The government must ensure that any crowd control measures are consistent with international standards. The security forces must strictly comply with the principles of necessity, proportionality, legality and precaution to help prevent any further deaths or serious injuries. Almost 30 years after the end of Chile’s notorious military dictatorship, the authorities must ensure that the security forces uphold the universal right to freedom of assembly and act in strict accordance with their primary responsibility to protect Chile from returning to the systematic human rights abuses and violations of the past.
Governments to gather in The Hague to discuss international justice
Next week the annual meeting of the State Parties to the Rome Statute of the International Criminal Court will take place in The Hague. The Assembly of States Parties (ASP) from 2-7 December brings together delegates from all 122 states that have joined the International Criminal Court, as well as international lawyers, academics and other experts, to discuss important issues related to strengthening international justice.
On the sidelines of the ASP, the Global Centre is co-hosting two events to discuss how to pursue justice for the victims of atrocity crimes in Myanmar and Venezuela. On 5 December the Global Centre is co-hosting Accountability for International Crimes Committed against Ethnic Minorities in Myanmar, together with the government of Liechtenstein and our partners at the Global Justice Center, as well as the European Center for Constitutional and Human Rights and the Women’s Initiatives for Gender Justice. The following day, 6 December, the Global Centre, together with Defiende Venezuela and Un Mundo Sin Mordaza, is hosting Paths to Justice and Accountability for Venezuela.
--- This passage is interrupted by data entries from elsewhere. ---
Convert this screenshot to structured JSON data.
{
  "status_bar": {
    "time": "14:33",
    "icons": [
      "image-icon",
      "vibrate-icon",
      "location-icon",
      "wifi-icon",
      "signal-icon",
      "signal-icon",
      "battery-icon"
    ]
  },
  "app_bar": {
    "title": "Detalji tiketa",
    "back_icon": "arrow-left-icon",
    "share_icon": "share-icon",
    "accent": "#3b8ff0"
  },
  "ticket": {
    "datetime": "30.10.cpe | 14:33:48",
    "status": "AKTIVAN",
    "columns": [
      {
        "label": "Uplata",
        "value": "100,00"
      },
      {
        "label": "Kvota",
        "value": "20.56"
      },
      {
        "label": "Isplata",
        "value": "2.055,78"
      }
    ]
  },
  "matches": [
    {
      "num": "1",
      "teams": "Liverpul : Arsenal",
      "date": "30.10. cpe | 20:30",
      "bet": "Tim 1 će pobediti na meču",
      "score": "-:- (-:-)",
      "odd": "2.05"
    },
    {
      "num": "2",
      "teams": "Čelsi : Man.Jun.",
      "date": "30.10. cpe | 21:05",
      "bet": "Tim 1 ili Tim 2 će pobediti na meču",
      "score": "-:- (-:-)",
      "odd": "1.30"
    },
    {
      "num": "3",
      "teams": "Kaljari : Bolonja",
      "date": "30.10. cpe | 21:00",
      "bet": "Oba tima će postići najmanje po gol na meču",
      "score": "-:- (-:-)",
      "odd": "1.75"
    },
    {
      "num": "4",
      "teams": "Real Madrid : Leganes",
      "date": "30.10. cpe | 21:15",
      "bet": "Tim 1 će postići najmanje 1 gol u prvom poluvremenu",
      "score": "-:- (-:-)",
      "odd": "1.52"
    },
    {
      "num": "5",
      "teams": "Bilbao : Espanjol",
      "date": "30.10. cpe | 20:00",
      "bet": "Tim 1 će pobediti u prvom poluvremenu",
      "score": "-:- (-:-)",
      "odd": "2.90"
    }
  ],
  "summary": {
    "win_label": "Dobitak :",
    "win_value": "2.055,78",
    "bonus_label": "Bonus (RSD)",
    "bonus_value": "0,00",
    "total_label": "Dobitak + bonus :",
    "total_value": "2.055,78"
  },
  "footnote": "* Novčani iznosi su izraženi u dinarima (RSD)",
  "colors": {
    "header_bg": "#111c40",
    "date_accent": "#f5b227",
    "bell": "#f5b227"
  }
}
All attendees of the ASP are welcome to join these events.
Between 10-12 December the International Court of Justice (ICJ) in The Hague will also be holding its first hearings regarding The Gambia’s case against Myanmar for violating its obligations under the Genocide Convention. The ICJ could potentially order Myanmar to implement provisional measures related to its obligations under the Convention. Provisional measures are binding on the party against which they are ordered, and compliance can be monitored by both the Court and the UN Security Council.
The historic lawsuit filed by The Gambia on 11 November seeks to determine Myanmar's responsibility for the genocide against the Rohingya minority. As the Global Centre’s Executive Director, Simon Adams, told the Associated Press, “The international community failed to prevent a genocide in Myanmar, but it is not too late to hold the State of Myanmar accountable for its crimes.”